◆ EXERCISE ◆
Wherever "inside" shows up in the records below, copy the whole line.

◆ EXTRACTED ENTRIES ◆
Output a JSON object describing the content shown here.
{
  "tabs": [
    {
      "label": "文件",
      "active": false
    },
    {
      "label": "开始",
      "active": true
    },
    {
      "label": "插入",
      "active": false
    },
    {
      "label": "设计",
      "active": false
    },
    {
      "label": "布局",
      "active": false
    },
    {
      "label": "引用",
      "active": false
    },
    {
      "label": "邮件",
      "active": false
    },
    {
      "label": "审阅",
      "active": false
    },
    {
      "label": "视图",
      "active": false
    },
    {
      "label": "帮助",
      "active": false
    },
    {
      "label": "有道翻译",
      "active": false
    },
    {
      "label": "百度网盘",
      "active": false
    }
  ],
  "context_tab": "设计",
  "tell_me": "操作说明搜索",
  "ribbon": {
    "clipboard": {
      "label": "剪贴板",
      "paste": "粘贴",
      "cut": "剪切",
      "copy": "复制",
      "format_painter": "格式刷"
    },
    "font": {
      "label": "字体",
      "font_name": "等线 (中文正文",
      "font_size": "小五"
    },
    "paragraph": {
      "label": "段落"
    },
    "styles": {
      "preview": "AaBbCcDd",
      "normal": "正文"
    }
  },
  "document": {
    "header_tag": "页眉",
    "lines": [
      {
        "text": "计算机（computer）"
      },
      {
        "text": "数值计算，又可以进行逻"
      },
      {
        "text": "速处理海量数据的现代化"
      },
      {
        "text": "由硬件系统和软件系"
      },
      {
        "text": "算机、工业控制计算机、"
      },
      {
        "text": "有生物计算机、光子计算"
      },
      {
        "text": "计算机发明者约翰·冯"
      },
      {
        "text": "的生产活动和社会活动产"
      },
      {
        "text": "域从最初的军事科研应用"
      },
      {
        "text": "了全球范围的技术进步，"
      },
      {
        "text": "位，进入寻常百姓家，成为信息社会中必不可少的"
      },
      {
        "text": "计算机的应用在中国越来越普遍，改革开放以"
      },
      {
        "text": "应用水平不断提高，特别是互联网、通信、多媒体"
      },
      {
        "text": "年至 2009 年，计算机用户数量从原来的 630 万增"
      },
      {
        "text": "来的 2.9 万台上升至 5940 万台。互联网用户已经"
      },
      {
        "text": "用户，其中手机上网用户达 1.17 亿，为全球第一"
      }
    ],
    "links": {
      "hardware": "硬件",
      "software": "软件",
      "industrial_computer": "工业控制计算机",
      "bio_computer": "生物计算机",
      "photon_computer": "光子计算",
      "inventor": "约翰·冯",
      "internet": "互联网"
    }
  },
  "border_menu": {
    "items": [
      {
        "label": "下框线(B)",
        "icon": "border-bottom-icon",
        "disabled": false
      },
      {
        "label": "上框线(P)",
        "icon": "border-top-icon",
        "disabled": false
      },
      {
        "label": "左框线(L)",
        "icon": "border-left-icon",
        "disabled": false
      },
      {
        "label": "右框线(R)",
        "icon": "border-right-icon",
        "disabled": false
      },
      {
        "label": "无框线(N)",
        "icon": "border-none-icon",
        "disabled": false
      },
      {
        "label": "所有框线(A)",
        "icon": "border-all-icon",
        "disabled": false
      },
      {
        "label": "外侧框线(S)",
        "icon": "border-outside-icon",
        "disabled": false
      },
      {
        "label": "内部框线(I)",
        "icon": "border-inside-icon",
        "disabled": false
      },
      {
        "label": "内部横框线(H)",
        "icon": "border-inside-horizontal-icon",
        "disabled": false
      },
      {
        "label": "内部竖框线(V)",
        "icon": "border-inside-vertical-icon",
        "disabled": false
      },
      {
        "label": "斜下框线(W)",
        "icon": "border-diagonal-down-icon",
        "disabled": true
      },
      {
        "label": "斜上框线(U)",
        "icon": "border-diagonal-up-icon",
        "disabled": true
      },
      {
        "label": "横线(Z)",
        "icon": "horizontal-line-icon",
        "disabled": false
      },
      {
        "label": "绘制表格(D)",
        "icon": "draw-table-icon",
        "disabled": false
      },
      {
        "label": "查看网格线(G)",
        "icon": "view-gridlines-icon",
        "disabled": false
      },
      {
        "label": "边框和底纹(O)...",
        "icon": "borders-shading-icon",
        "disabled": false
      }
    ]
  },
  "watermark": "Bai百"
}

◆ RESPONSE TO THE EXERCISE ◆
        "icon": "border-inside-icon",
        "icon": "border-inside-horizontal-icon",
        "icon": "border-inside-vertical-icon",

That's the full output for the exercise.